For an aimless violence: “the yellow vests demand without knowing what” or the injunction to compromise with power
Such a complex movement – and such that we can not simply say “they want the RIC” [référendum d’initiative citoyenne/citizens initiative referendum] or “they want a Fifth Republic” – forces us to no longer think of violence in relation to its purpose: violence expresses a disgust (of capitalism could we say?), it does not propose anything.
The idea that the “yellow vests’ movement” – always thought of as an ordered and unique entity – had at the beginning “legitimate claims”, which then dissolved into “gratuitous violence” has become a tirelessly repeated constant in the media, and by their viewers.
Note that the expression “legitimate claims” is always elliptical: the media are content to evoke a legitimacy, without ever specifying, even allusively, the content of these claims – a pretty sleight of hand that dispenses these media with questioning themselves on the political background of the movement, to only criticize its form.
In other words, we must be wary of all those who use the expression “legitimate claims”: it is often, but not always, to disqualify the movement, to avoid any proper political thinking.
The media criticism of “gratuitous violence” is based on the assumption that all action is directed towards a goal that can be represented a priori, towards concrete demands, and the legitimacy of this action is therefore measured and judged, not by its cause, but by its goal.

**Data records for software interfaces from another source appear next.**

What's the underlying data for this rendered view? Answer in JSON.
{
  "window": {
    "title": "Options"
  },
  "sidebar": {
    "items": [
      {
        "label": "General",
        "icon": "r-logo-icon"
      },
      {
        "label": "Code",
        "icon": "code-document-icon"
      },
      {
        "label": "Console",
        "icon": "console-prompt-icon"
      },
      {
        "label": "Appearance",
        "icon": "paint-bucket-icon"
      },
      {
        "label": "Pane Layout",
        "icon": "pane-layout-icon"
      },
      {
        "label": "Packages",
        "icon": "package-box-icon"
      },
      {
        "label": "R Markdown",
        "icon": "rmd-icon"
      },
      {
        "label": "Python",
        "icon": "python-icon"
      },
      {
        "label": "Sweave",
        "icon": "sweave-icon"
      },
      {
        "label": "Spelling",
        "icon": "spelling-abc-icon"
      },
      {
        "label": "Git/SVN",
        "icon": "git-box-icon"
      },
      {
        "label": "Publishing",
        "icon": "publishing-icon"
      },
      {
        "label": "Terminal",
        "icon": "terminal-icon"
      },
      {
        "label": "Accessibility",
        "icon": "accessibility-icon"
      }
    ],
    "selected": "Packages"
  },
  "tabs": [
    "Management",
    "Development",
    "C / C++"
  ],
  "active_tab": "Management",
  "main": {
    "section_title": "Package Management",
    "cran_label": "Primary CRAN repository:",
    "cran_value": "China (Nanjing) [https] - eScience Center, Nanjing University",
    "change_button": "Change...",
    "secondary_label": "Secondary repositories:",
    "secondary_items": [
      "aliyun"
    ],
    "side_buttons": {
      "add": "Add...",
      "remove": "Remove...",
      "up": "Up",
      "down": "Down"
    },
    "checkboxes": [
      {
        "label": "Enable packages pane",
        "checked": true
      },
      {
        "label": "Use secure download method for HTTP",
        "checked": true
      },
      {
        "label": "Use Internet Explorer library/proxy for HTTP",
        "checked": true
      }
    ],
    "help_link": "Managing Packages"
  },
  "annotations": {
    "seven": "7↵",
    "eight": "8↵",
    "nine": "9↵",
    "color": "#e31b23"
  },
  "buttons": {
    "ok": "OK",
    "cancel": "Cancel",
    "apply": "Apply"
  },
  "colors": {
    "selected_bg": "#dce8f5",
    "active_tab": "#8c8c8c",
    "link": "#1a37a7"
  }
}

Violence is always analyzed in relation to its purpose, in relation to its demands (just as sexual desires would be directed towards reproduction).
Western conception, shared by some of the left, notably the Leninist left: the revolutionary vanguard envisaged by Lenin would be avant-garde in that it would allow a priori a clear representation of the goals to be attained by the revolution making revolution an ordered means to those ends.

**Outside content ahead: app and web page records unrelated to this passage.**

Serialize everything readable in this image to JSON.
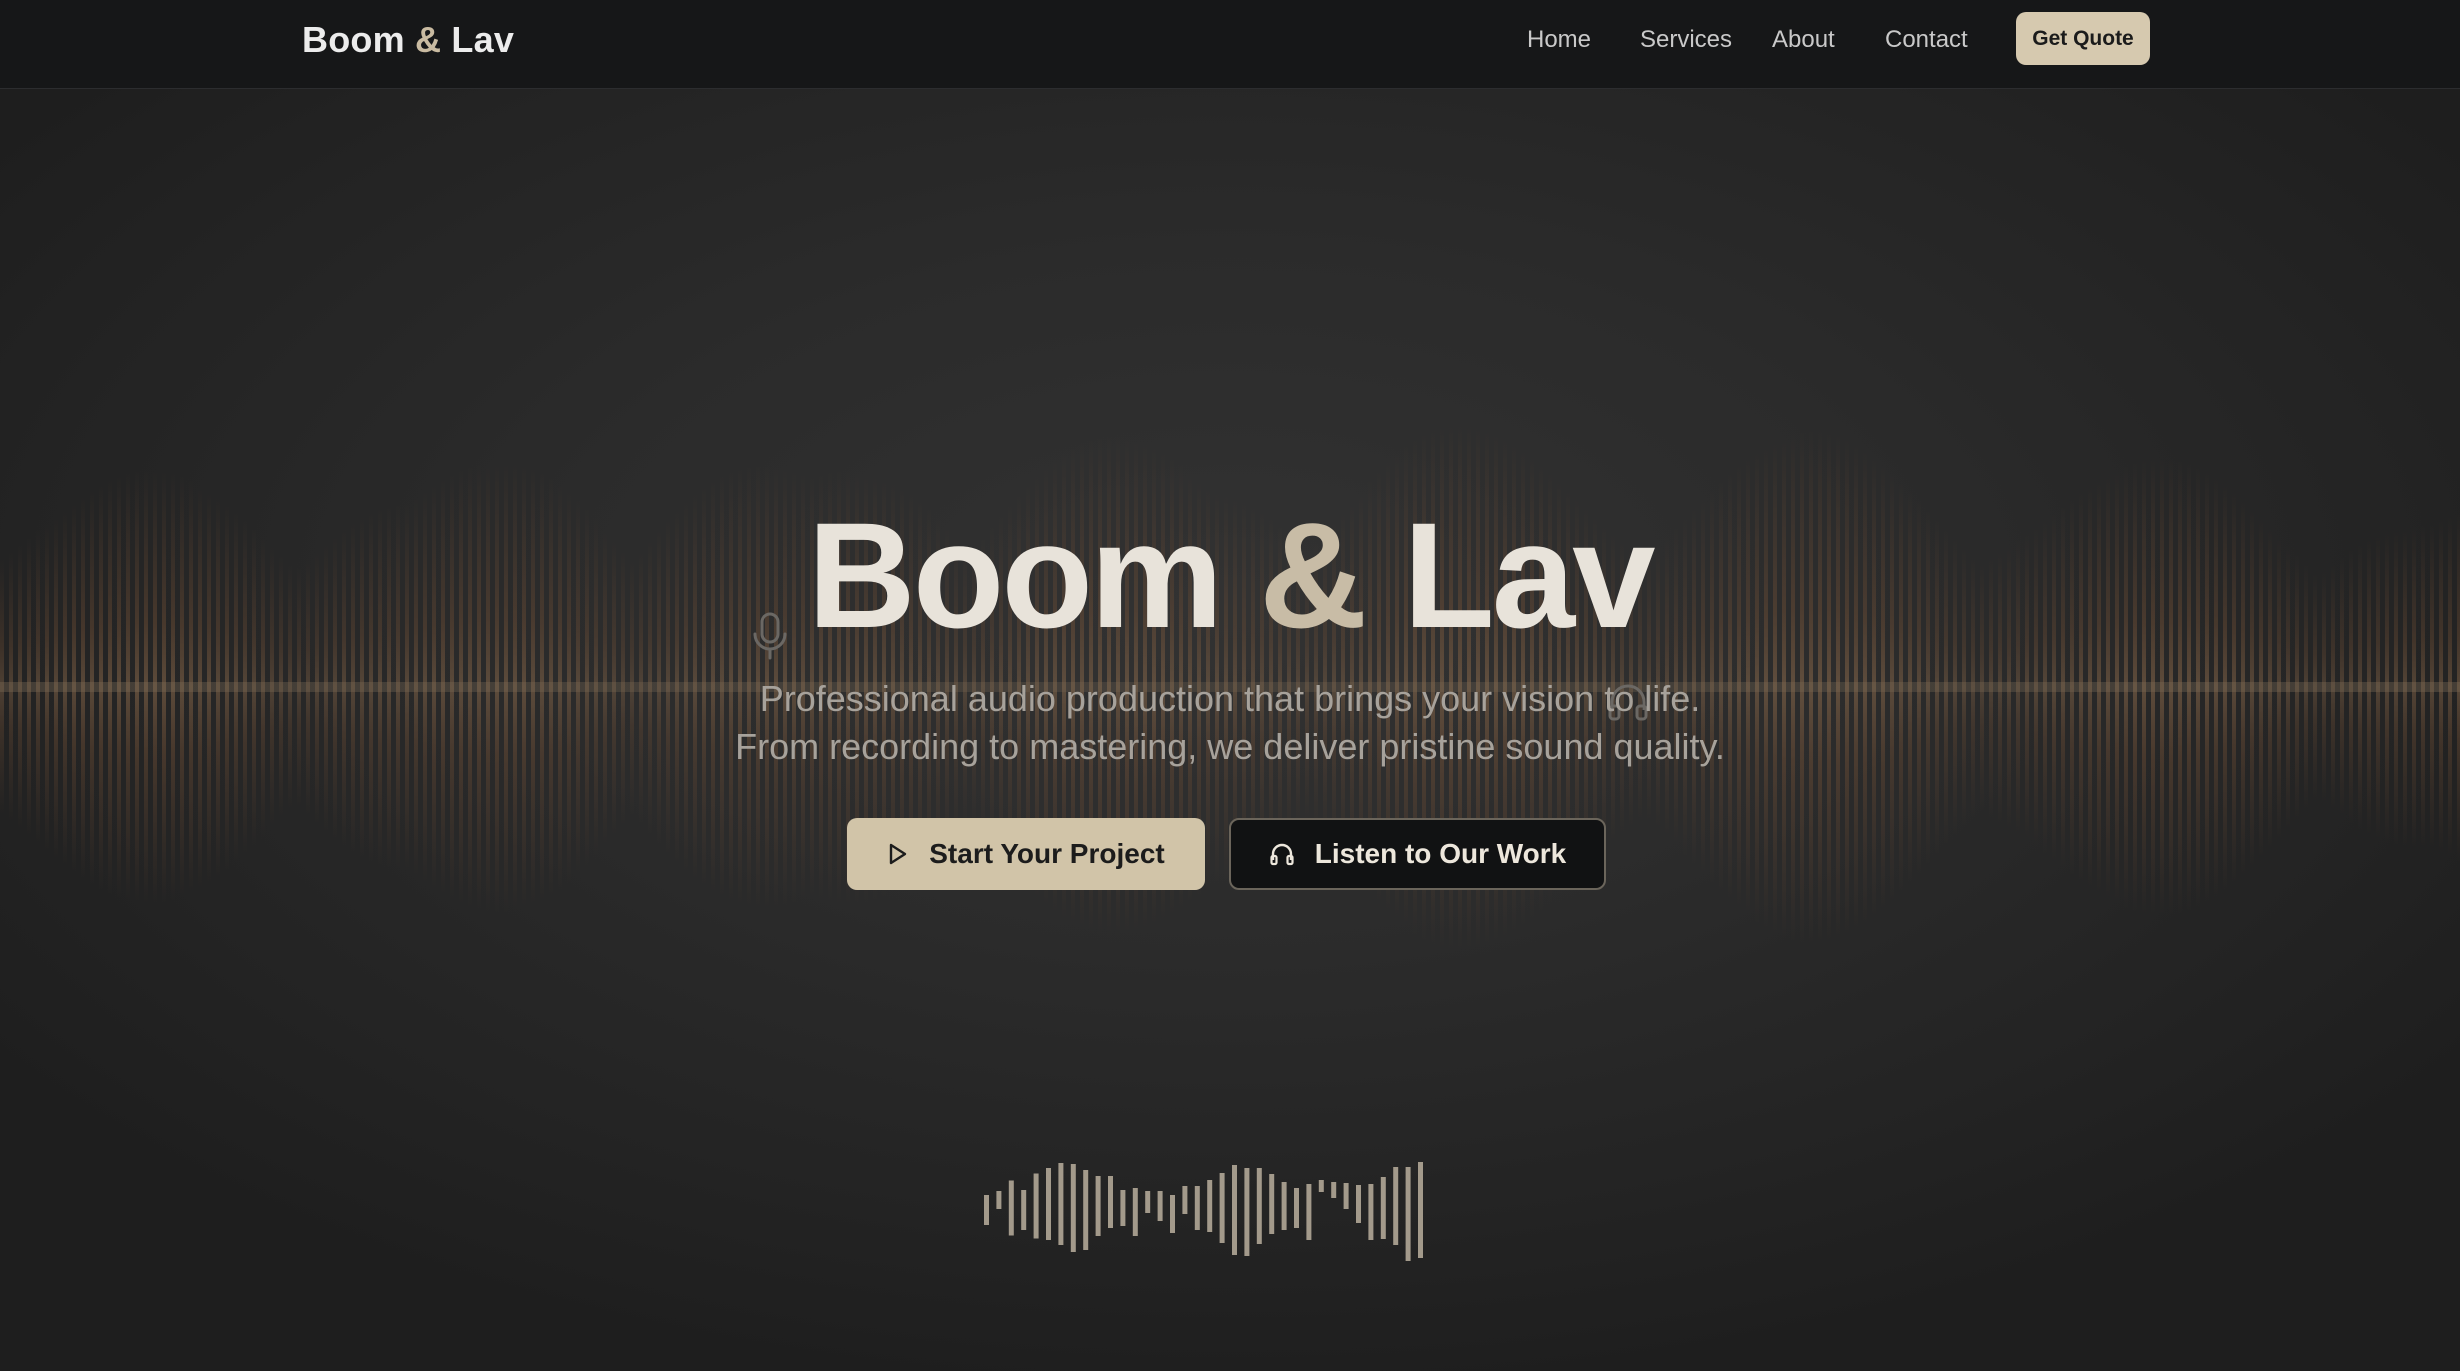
{
  "nav": {
    "brand": {
      "part1": "Boom ",
      "amp": "&",
      "part2": " Lav"
    },
    "links": [
      "Home",
      "Services",
      "About",
      "Contact"
    ],
    "cta": "Get Quote"
  },
  "hero": {
    "title": {
      "part1": "Boom ",
      "amp": "&",
      "part2": " Lav"
    },
    "subtitle_line1": "Professional audio production that brings your vision to life.",
    "subtitle_line2": "From recording to mastering, we deliver pristine sound quality.",
    "primary_button": {
      "label": "Start Your Project",
      "icon": "play-icon"
    },
    "secondary_button": {
      "label": "Listen to Our Work",
      "icon": "headphones-icon"
    },
    "decorative_icons": [
      "microphone-icon",
      "headphones-icon"
    ]
  },
  "colors": {
    "accent": "#d1c4a8",
    "amp_accent": "#c8bca6",
    "nav_background": "#161718",
    "page_background": "#2b2b2b",
    "wave_glow": "#7a5437",
    "equalizer_bar": "#a39a8b"
  }
}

Let us try to think of an aimless violence, that is to say, not gratuitous violence, because there are revolutionary necessities that come from the unlivable, but a violence that does not “propose”, that does not disguise its urgency in the language of law, that is, in the language of power. Violence does not propose, it expresses: anger, disgust, hatred …
This does not disqualify or contradict those on the extreme left who propose models of government; it is not a question of saying that the violent ones do not have concrete demands – some of them – it is to say that the violence is not directed towards these claims.

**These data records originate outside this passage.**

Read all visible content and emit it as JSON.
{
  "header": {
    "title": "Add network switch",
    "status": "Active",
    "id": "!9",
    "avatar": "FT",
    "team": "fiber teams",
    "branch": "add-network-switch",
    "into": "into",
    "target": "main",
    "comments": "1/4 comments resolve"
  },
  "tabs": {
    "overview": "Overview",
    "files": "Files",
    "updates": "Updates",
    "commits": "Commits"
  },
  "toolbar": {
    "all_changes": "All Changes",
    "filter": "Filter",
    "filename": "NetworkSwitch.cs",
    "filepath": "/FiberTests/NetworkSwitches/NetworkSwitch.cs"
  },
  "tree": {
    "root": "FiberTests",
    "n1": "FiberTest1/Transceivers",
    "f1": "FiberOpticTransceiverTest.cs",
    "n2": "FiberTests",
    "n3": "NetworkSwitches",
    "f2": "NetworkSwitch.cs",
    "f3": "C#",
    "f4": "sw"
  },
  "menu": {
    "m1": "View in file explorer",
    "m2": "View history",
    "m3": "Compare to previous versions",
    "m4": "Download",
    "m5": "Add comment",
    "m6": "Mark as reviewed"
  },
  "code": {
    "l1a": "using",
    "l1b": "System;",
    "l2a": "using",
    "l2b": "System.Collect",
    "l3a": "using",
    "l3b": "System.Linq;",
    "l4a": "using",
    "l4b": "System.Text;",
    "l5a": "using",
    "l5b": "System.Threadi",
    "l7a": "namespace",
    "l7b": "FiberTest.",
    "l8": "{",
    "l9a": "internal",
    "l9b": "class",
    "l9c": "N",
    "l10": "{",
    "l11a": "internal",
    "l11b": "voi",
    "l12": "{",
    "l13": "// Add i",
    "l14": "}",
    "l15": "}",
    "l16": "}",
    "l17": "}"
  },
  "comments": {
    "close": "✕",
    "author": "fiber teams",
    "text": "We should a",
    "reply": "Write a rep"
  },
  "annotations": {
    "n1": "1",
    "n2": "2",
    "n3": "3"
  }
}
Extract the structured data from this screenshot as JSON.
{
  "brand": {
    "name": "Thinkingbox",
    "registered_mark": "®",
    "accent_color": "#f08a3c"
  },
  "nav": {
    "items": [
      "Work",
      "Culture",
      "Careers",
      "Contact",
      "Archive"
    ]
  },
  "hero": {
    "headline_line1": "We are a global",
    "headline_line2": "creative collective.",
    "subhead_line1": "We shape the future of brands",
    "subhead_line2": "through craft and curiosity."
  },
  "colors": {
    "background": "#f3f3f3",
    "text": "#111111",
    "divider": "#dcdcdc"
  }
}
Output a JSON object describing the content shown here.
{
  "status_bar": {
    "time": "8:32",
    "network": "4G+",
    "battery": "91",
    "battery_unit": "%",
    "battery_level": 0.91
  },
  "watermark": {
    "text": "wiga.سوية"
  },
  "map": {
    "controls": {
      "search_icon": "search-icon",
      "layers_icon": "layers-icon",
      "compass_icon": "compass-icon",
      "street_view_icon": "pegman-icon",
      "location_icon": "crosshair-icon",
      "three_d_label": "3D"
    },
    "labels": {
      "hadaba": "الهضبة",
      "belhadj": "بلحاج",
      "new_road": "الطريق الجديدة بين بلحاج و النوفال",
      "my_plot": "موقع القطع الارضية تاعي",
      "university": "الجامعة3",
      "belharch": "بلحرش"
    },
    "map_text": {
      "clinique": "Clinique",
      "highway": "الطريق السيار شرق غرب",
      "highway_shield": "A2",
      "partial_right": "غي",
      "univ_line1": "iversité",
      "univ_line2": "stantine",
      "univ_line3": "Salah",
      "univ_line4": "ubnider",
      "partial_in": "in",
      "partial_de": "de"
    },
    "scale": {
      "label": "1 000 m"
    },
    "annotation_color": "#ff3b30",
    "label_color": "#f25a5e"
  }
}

In other words, the political act that threatens to remove power is the aimless act, which will be called violence.
It is this violence that interests the contemporary philosopher Giorgio Agamben, who, in the end of Karman and in Means Without End (after a historical analysis of the metaphysical and Western primacy granted to action, directed towards a goal) develops an ethic of “gesture”.
Thought in the manner of the dancer’s gesture, whose meaning is not to be found on the side of any goal (less classical dance than contemporary dance, suddenly), the political gesture is a means without end.
There may be something of the gesture in the proletarian general strike, which Walter Benjamin, in the Critique of Violence, opposes to the strike which is exercised within the framework of the law – and which, as far as it is exercised in a framework, is already the acceptance of an order of things where this strike would have its place, confiscating any possibility of contesting this order. The true strike gesture can only be a strike that goes beyond the right it has been granted.
It is the same for the demonstration: there is the authorized demonstration, institutionalized, with its path, its demands; and the wild protest, the riot. The gesture is played out without any authorization, it is always wild, where any demand is already of the order of the acceptance of the world in which one is.
Thus, many collectives of 68 affirmed that one should not claim anything: “be realistic, ask the impossible”. This pure gesture, refusal of the rules of power, is always unbearable for the authorities. It is its destitute power.
On the contrary, pacifist and authorised demonstrations, with their path and their demands, are always bearable, always comfortable for those who exercise power, for example a government.
No negotiation with power.
The political act, as opposed to voting, is when people invite themselves in and break into an institutional game determined by power.
This is perhaps anarchism: to reject the rules of the game, to expect nothing from power, to give up the idea that the power will grant anything, to grant oneself.
Strikes, blockages, wild demonstrations.